[swift-evolution] Strings in Swift 4
dabrahams at apple.com
Mon Feb 6 16:25:48 CST 2017
on Mon Feb 06 2017, David Waite <david-AT-alkaline-solutions.com> wrote:
>> On Feb 6, 2017, at 10:26 AM, Ted F.A. van Gaalen via swift-evolution <swift-evolution at swift.org>
>> Hi Dave,
>> Oops! yes, you’re right!
>> I did read again more thoroughly about Unicode
>> and how Unicode is handled within Swift...
>> -should have done that before I write something- sorry.
>> How about this solution: (if I am not making other omissions in my thinking again)
>> -Store the string as a collection of fixed-width 32 bit UTF-32 characters anyway.
>> -however, if the Unicode character is a grapheme cluster (2..n Unicode characters),then
>> store a pointer to a hidden child string containing the actual grapheme cluster, like so:
>> 1: [UTF32, UTF32, UTF32, 1pointer, UTF32, UTF32, 1pointer, UTF32, UTF32]
>> | |
>> 2: [UTF32, UTF32] [UTF32, UTF32, UTF32, ...]
>> whereby (1) is aString as seen by the programmer.
>> and (2) are hidden child strings, each containing a grapheme cluster.
> The random access would require a uniform layout, so a pointer and
> scalar would need to be the same size. The above would work with a 32
> bit platform with a tagged pointer, but would require a 64-bit slot
> for pointers on 64-bit systems like macOS and iOS.
It would also make String not efficiently interoperable with almost any
other system that processes strings including Foundation and ICU.
> Today when I need to do random access into a string, I convert it to
> an Array<Character>. Hardly efficient memory-wise, but efficient
> enough for random access.
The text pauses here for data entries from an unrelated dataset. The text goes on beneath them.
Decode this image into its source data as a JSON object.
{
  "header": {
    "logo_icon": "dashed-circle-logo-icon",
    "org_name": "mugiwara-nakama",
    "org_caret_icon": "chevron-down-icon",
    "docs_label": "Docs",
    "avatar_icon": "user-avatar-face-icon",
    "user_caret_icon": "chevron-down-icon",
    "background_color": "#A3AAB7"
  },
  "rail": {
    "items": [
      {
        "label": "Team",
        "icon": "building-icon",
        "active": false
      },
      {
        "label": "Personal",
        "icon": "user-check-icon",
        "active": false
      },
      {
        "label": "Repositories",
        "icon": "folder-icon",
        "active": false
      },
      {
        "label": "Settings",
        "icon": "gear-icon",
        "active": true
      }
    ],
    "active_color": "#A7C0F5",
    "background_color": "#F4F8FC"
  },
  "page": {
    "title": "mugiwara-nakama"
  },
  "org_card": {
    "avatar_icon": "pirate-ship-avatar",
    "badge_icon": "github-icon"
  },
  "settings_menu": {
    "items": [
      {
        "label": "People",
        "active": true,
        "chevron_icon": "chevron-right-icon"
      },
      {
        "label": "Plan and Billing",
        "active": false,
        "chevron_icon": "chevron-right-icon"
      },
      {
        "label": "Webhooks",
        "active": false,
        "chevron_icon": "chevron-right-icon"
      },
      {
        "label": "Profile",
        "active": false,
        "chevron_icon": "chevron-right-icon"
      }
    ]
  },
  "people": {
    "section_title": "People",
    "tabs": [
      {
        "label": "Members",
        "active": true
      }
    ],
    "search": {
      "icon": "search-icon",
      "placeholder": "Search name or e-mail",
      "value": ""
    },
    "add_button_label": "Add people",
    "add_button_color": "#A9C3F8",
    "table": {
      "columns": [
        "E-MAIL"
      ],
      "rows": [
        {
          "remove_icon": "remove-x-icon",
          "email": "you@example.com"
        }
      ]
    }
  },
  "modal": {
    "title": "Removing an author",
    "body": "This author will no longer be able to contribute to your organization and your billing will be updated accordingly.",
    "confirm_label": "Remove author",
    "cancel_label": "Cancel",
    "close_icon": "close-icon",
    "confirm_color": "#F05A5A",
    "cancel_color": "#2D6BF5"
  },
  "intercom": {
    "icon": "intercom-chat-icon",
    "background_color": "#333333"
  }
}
I'd be willing to bet almost anything that you never actually need to
do random access into a String ;-)
More information about the swift-evolution